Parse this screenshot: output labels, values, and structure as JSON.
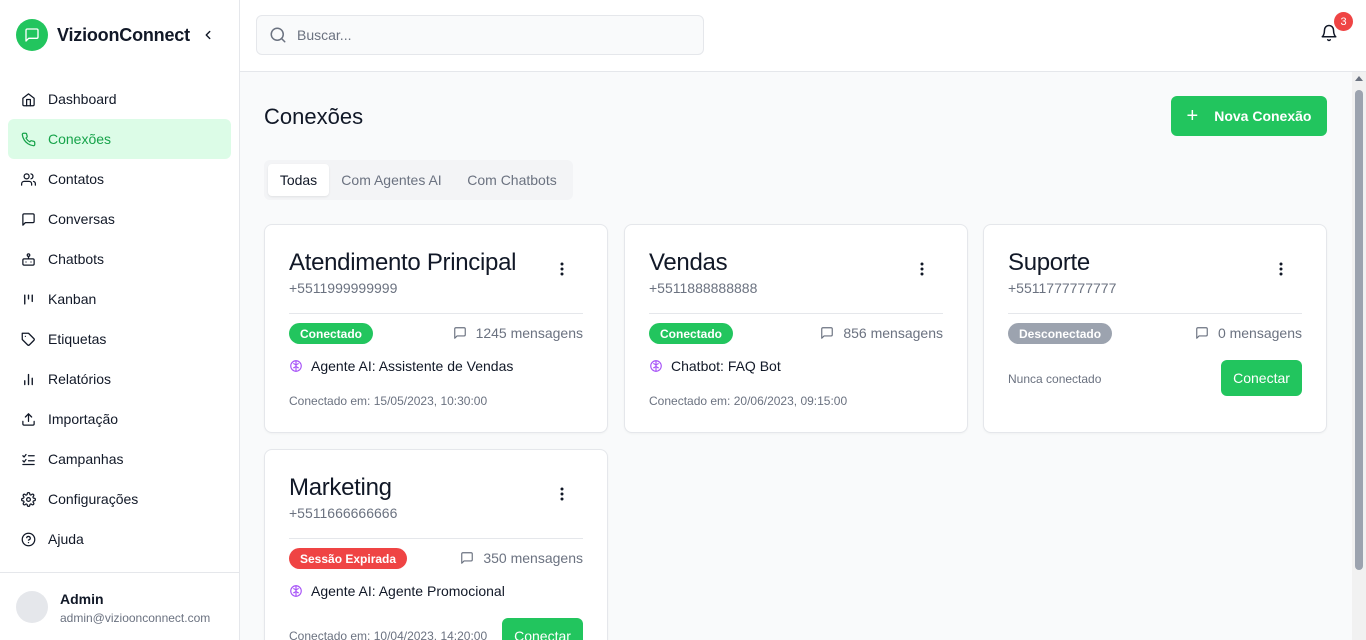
{
  "app": {
    "name": "VizioonConnect"
  },
  "nav": [
    {
      "label": "Dashboard",
      "icon": "home-icon",
      "active": false
    },
    {
      "label": "Conexões",
      "icon": "phone-icon",
      "active": true
    },
    {
      "label": "Contatos",
      "icon": "users-icon",
      "active": false
    },
    {
      "label": "Conversas",
      "icon": "message-square-icon",
      "active": false
    },
    {
      "label": "Chatbots",
      "icon": "bot-icon",
      "active": false
    },
    {
      "label": "Kanban",
      "icon": "kanban-icon",
      "active": false
    },
    {
      "label": "Etiquetas",
      "icon": "tag-icon",
      "active": false
    },
    {
      "label": "Relatórios",
      "icon": "bar-chart-icon",
      "active": false
    },
    {
      "label": "Importação",
      "icon": "upload-icon",
      "active": false
    },
    {
      "label": "Campanhas",
      "icon": "list-checks-icon",
      "active": false
    },
    {
      "label": "Configurações",
      "icon": "settings-icon",
      "active": false
    },
    {
      "label": "Ajuda",
      "icon": "help-circle-icon",
      "active": false
    }
  ],
  "user": {
    "name": "Admin",
    "email": "admin@vizioonconnect.com"
  },
  "search": {
    "placeholder": "Buscar..."
  },
  "notifications": {
    "count": "3"
  },
  "page": {
    "title": "Conexões",
    "new_button": "Nova Conexão"
  },
  "tabs": [
    {
      "label": "Todas",
      "active": true
    },
    {
      "label": "Com Agentes AI",
      "active": false
    },
    {
      "label": "Com Chatbots",
      "active": false
    }
  ],
  "connections": [
    {
      "name": "Atendimento Principal",
      "phone": "+5511999999999",
      "status": "Conectado",
      "status_color": "#22c55e",
      "messages": "1245 mensagens",
      "agent": "Agente AI: Assistente de Vendas",
      "footer": "Conectado em: 15/05/2023, 10:30:00"
    },
    {
      "name": "Vendas",
      "phone": "+5511888888888",
      "status": "Conectado",
      "status_color": "#22c55e",
      "messages": "856 mensagens",
      "agent": "Chatbot: FAQ Bot",
      "footer": "Conectado em: 20/06/2023, 09:15:00"
    },
    {
      "name": "Suporte",
      "phone": "+5511777777777",
      "status": "Desconectado",
      "status_color": "#9ca3af",
      "messages": "0 mensagens",
      "footer": "Nunca conectado",
      "action": "Conectar"
    },
    {
      "name": "Marketing",
      "phone": "+5511666666666",
      "status": "Sessão Expirada",
      "status_color": "#ef4444",
      "messages": "350 mensagens",
      "agent": "Agente AI: Agente Promocional",
      "footer": "Conectado em: 10/04/2023, 14:20:00",
      "action": "Conectar"
    }
  ],
  "colors": {
    "accent": "#22c55e",
    "accent_light": "#dcfce7",
    "agent_icon": "#a855f7"
  }
}
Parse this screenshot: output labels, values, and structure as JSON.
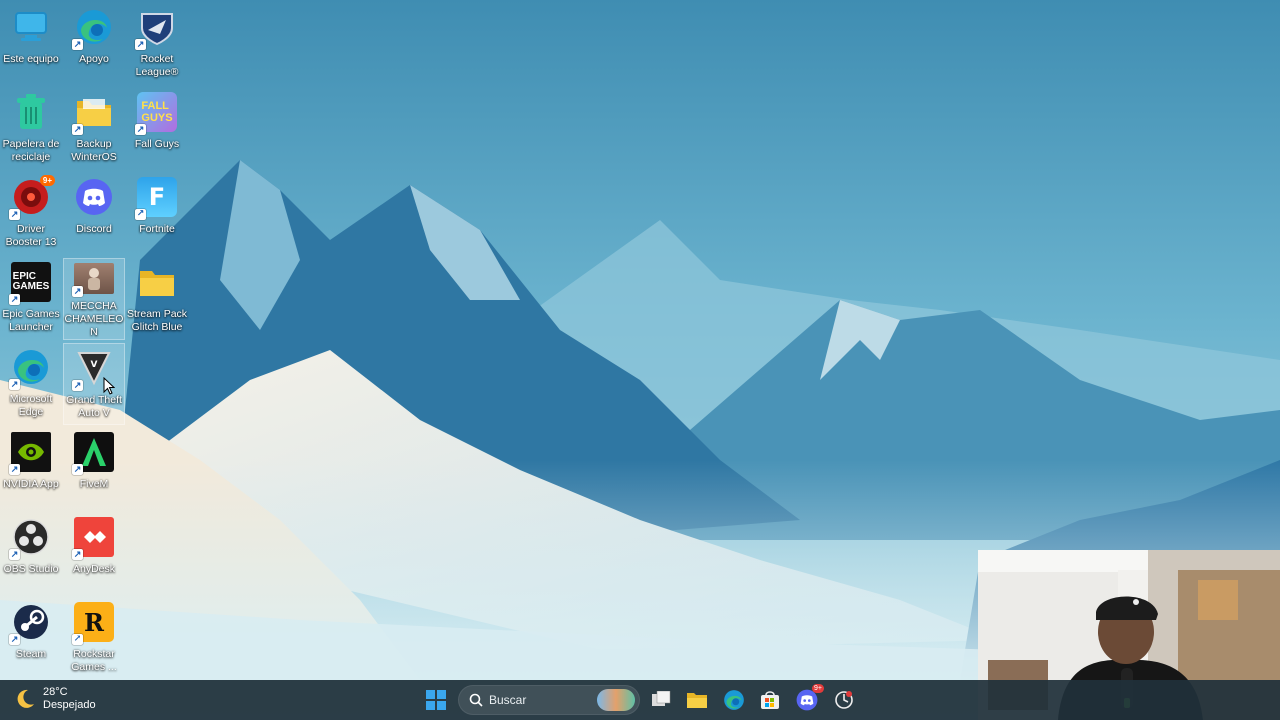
{
  "desktop": {
    "icons": [
      {
        "label": "Este equipo",
        "icon": "monitor-icon"
      },
      {
        "label": "Apoyo",
        "icon": "edge-icon"
      },
      {
        "label": "Rocket League®",
        "icon": "rocket-league-icon"
      },
      {
        "label": "Papelera de reciclaje",
        "icon": "recycle-bin-icon"
      },
      {
        "label": "Backup WinterOS",
        "icon": "folder-icon"
      },
      {
        "label": "Fall Guys",
        "icon": "fall-guys-icon"
      },
      {
        "label": "Driver Booster 13",
        "icon": "driver-booster-icon"
      },
      {
        "label": "Discord",
        "icon": "discord-icon"
      },
      {
        "label": "Fortnite",
        "icon": "fortnite-icon"
      },
      {
        "label": "Epic Games Launcher",
        "icon": "epic-games-icon"
      },
      {
        "label": "MECCHA CHAMELEON",
        "icon": "meccha-chameleon-icon"
      },
      {
        "label": "Stream Pack Glitch Blue",
        "icon": "folder-icon"
      },
      {
        "label": "Microsoft Edge",
        "icon": "edge-icon"
      },
      {
        "label": "Grand Theft Auto V",
        "icon": "gta-v-icon"
      },
      {
        "label": "NVIDIA App",
        "icon": "nvidia-icon"
      },
      {
        "label": "FiveM",
        "icon": "fivem-icon"
      },
      {
        "label": "OBS Studio",
        "icon": "obs-icon"
      },
      {
        "label": "AnyDesk",
        "icon": "anydesk-icon"
      },
      {
        "label": "Steam",
        "icon": "steam-icon"
      },
      {
        "label": "Rockstar Games ...",
        "icon": "rockstar-icon"
      }
    ],
    "badges": {
      "driver_booster": "9+"
    }
  },
  "taskbar": {
    "weather": {
      "temperature": "28°C",
      "condition": "Despejado",
      "icon": "moon-icon"
    },
    "search": {
      "placeholder": "Buscar"
    },
    "apps": [
      {
        "name": "start-button",
        "icon": "windows-icon"
      },
      {
        "name": "task-view",
        "icon": "task-view-icon"
      },
      {
        "name": "file-explorer",
        "icon": "folder-icon"
      },
      {
        "name": "edge",
        "icon": "edge-icon"
      },
      {
        "name": "microsoft-store",
        "icon": "store-icon"
      },
      {
        "name": "discord",
        "icon": "discord-icon",
        "badge": "9+"
      },
      {
        "name": "rockstar-launcher",
        "icon": "rockstar-icon"
      }
    ]
  },
  "colors": {
    "accent": "#1a7fd4",
    "taskbar": "#20303a",
    "discord": "#5865f2",
    "sky": "#5aa4c3"
  }
}
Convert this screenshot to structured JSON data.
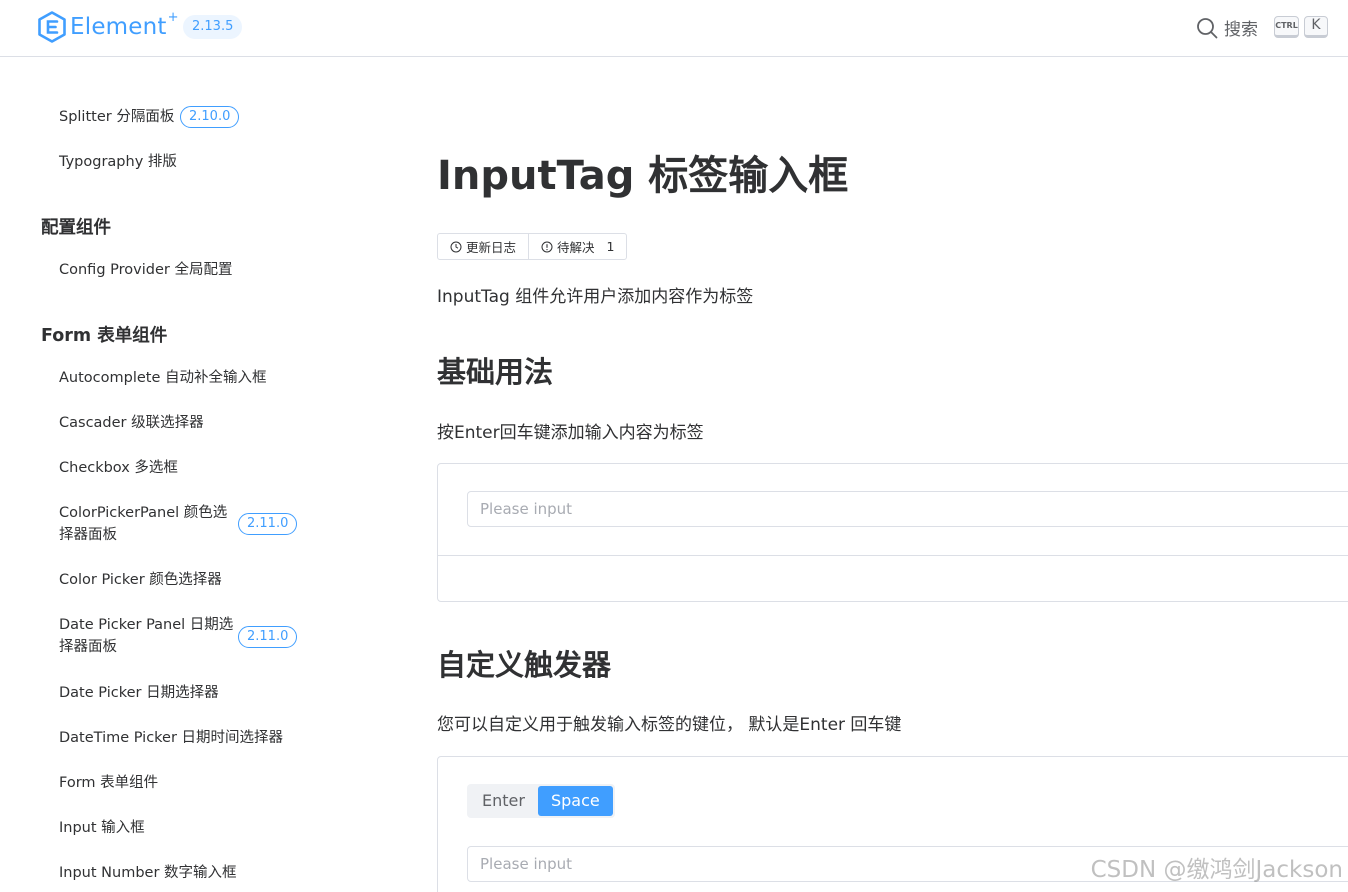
{
  "header": {
    "logo_text": "Element",
    "logo_sup": "+",
    "version": "2.13.5",
    "search_label": "搜索",
    "kbd_ctrl": "CTRL",
    "kbd_k": "K",
    "accent_color": "#409eff"
  },
  "sidebar": {
    "items": [
      {
        "label": "Splitter 分隔面板",
        "badge": "2.10.0"
      },
      {
        "label": "Typography 排版"
      },
      {
        "label": "配置组件",
        "group": true
      },
      {
        "label": "Config Provider 全局配置"
      },
      {
        "label": "Form 表单组件",
        "group": true
      },
      {
        "label": "Autocomplete 自动补全输入框"
      },
      {
        "label": "Cascader 级联选择器"
      },
      {
        "label": "Checkbox 多选框"
      },
      {
        "label": "ColorPickerPanel 颜色选择器面板",
        "badge": "2.11.0"
      },
      {
        "label": "Color Picker 颜色选择器"
      },
      {
        "label": "Date Picker Panel 日期选择器面板",
        "badge": "2.11.0"
      },
      {
        "label": "Date Picker 日期选择器"
      },
      {
        "label": "DateTime Picker 日期时间选择器"
      },
      {
        "label": "Form 表单组件"
      },
      {
        "label": "Input 输入框"
      },
      {
        "label": "Input Number 数字输入框"
      }
    ]
  },
  "main": {
    "title": "InputTag 标签输入框",
    "changelog_label": "更新日志",
    "pending_label": "待解决",
    "pending_count": "1",
    "intro": "InputTag 组件允许用户添加内容作为标签",
    "basic": {
      "heading": "基础用法",
      "desc": "按Enter回车键添加输入内容为标签",
      "placeholder": "Please input"
    },
    "trigger": {
      "heading": "自定义触发器",
      "desc": "您可以自定义用于触发输入标签的键位， 默认是Enter 回车键",
      "options": [
        "Enter",
        "Space"
      ],
      "selected": "Space",
      "placeholder": "Please input"
    }
  },
  "watermark": "CSDN @缴鸿剑Jackson"
}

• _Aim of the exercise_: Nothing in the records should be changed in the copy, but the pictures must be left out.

• _Task solution_:
Parse this screenshot: output labels, values, and structure as JSON.
{
  "app": {
    "name": "VizioonConnect"
  },
  "nav": [
    {
      "label": "Dashboard",
      "icon": "home-icon",
      "active": false
    },
    {
      "label": "Conexões",
      "icon": "phone-icon",
      "active": true
    },
    {
      "label": "Contatos",
      "icon": "users-icon",
      "active": false
    },
    {
      "label": "Conversas",
      "icon": "message-square-icon",
      "active": false
    },
    {
      "label": "Chatbots",
      "icon": "bot-icon",
      "active": false
    },
    {
      "label": "Kanban",
      "icon": "kanban-icon",
      "active": false
    },
    {
      "label": "Etiquetas",
      "icon": "tag-icon",
      "active": false
    },
    {
      "label": "Relatórios",
      "icon": "bar-chart-icon",
      "active": false
    },
    {
      "label": "Importação",
      "icon": "upload-icon",
      "active": false
    },
    {
      "label": "Campanhas",
      "icon": "list-checks-icon",
      "active": false
    },
    {
      "label": "Configurações",
      "icon": "settings-icon",
      "active": false
    },
    {
      "label": "Ajuda",
      "icon": "help-circle-icon",
      "active": false
    }
  ],
  "user": {
    "name": "Admin",
    "email": "admin@vizioonconnect.com"
  },
  "search": {
    "placeholder": "Buscar..."
  },
  "notifications": {
    "count": "3"
  },
  "page": {
    "title": "Conexões",
    "new_button": "Nova Conexão"
  },
  "tabs": [
    {
      "label": "Todas",
      "active": true
    },
    {
      "label": "Com Agentes AI",
      "active": false
    },
    {
      "label": "Com Chatbots",
      "active": false
    }
  ],
  "connections": [
    {
      "name": "Atendimento Principal",
      "phone": "+5511999999999",
      "status": "Conectado",
      "status_color": "#22c55e",
      "messages": "1245 mensagens",
      "agent": "Agente AI: Assistente de Vendas",
      "footer": "Conectado em: 15/05/2023, 10:30:00"
    },
    {
      "name": "Vendas",
      "phone": "+5511888888888",
      "status": "Conectado",
      "status_color": "#22c55e",
      "messages": "856 mensagens",
      "agent": "Chatbot: FAQ Bot",
      "footer": "Conectado em: 20/06/2023, 09:15:00"
    },
    {
      "name": "Suporte",
      "phone": "+5511777777777",
      "status": "Desconectado",
      "status_color": "#9ca3af",
      "messages": "0 mensagens",
      "footer": "Nunca conectado",
      "action": "Conectar"
    },
    {
      "name": "Marketing",
      "phone": "+5511666666666",
      "status": "Sessão Expirada",
      "status_color": "#ef4444",
      "messages": "350 mensagens",
      "agent": "Agente AI: Agente Promocional",
      "footer": "Conectado em: 10/04/2023, 14:20:00",
      "action": "Conectar"
    }
  ],
  "colors": {
    "accent": "#22c55e",
    "accent_light": "#dcfce7",
    "agent_icon": "#a855f7"
  }
}
Parse this screenshot: output labels, values, and structure as JSON.
{
  "desktop": {
    "icons": [
      {
        "label": "Este equipo",
        "icon": "monitor-icon"
      },
      {
        "label": "Apoyo",
        "icon": "edge-icon"
      },
      {
        "label": "Rocket League®",
        "icon": "rocket-league-icon"
      },
      {
        "label": "Papelera de reciclaje",
        "icon": "recycle-bin-icon"
      },
      {
        "label": "Backup WinterOS",
        "icon": "folder-icon"
      },
      {
        "label": "Fall Guys",
        "icon": "fall-guys-icon"
      },
      {
        "label": "Driver Booster 13",
        "icon": "driver-booster-icon"
      },
      {
        "label": "Discord",
        "icon": "discord-icon"
      },
      {
        "label": "Fortnite",
        "icon": "fortnite-icon"
      },
      {
        "label": "Epic Games Launcher",
        "icon": "epic-games-icon"
      },
      {
        "label": "MECCHA CHAMELEON",
        "icon": "meccha-chameleon-icon"
      },
      {
        "label": "Stream Pack Glitch Blue",
        "icon": "folder-icon"
      },
      {
        "label": "Microsoft Edge",
        "icon": "edge-icon"
      },
      {
        "label": "Grand Theft Auto V",
        "icon": "gta-v-icon"
      },
      {
        "label": "NVIDIA App",
        "icon": "nvidia-icon"
      },
      {
        "label": "FiveM",
        "icon": "fivem-icon"
      },
      {
        "label": "OBS Studio",
        "icon": "obs-icon"
      },
      {
        "label": "AnyDesk",
        "icon": "anydesk-icon"
      },
      {
        "label": "Steam",
        "icon": "steam-icon"
      },
      {
        "label": "Rockstar Games ...",
        "icon": "rockstar-icon"
      }
    ],
    "badges": {
      "driver_booster": "9+"
    }
  },
  "taskbar": {
    "weather": {
      "temperature": "28°C",
      "condition": "Despejado",
      "icon": "moon-icon"
    },
    "search": {
      "placeholder": "Buscar"
    },
    "apps": [
      {
        "name": "start-button",
        "icon": "windows-icon"
      },
      {
        "name": "task-view",
        "icon": "task-view-icon"
      },
      {
        "name": "file-explorer",
        "icon": "folder-icon"
      },
      {
        "name": "edge",
        "icon": "edge-icon"
      },
      {
        "name": "microsoft-store",
        "icon": "store-icon"
      },
      {
        "name": "discord",
        "icon": "discord-icon",
        "badge": "9+"
      },
      {
        "name": "rockstar-launcher",
        "icon": "rockstar-icon"
      }
    ]
  },
  "colors": {
    "accent": "#1a7fd4",
    "taskbar": "#20303a",
    "discord": "#5865f2",
    "sky": "#5aa4c3"
  }
}
Convert this screenshot to structured JSON data.
{
  "header": {
    "logo_text": "Element",
    "logo_sup": "+",
    "version": "2.13.5",
    "search_label": "搜索",
    "kbd_ctrl": "CTRL",
    "kbd_k": "K",
    "accent_color": "#409eff"
  },
  "sidebar": {
    "items": [
      {
        "label": "Splitter 分隔面板",
        "badge": "2.10.0"
      },
      {
        "label": "Typography 排版"
      },
      {
        "label": "配置组件",
        "group": true
      },
      {
        "label": "Config Provider 全局配置"
      },
      {
        "label": "Form 表单组件",
        "group": true
      },
      {
        "label": "Autocomplete 自动补全输入框"
      },
      {
        "label": "Cascader 级联选择器"
      },
      {
        "label": "Checkbox 多选框"
      },
      {
        "label": "ColorPickerPanel 颜色选择器面板",
        "badge": "2.11.0"
      },
      {
        "label": "Color Picker 颜色选择器"
      },
      {
        "label": "Date Picker Panel 日期选择器面板",
        "badge": "2.11.0"
      },
      {
        "label": "Date Picker 日期选择器"
      },
      {
        "label": "DateTime Picker 日期时间选择器"
      },
      {
        "label": "Form 表单组件"
      },
      {
        "label": "Input 输入框"
      },
      {
        "label": "Input Number 数字输入框"
      }
    ]
  },
  "main": {
    "title": "InputTag 标签输入框",
    "changelog_label": "更新日志",
    "pending_label": "待解决",
    "pending_count": "1",
    "intro": "InputTag 组件允许用户添加内容作为标签",
    "basic": {
      "heading": "基础用法",
      "desc": "按Enter回车键添加输入内容为标签",
      "placeholder": "Please input"
    },
    "trigger": {
      "heading": "自定义触发器",
      "desc": "您可以自定义用于触发输入标签的键位， 默认是Enter 回车键",
      "options": [
        "Enter",
        "Space"
      ],
      "selected": "Space",
      "placeholder": "Please input"
    }
  },
  "watermark": "CSDN @缴鸿剑Jackson"
}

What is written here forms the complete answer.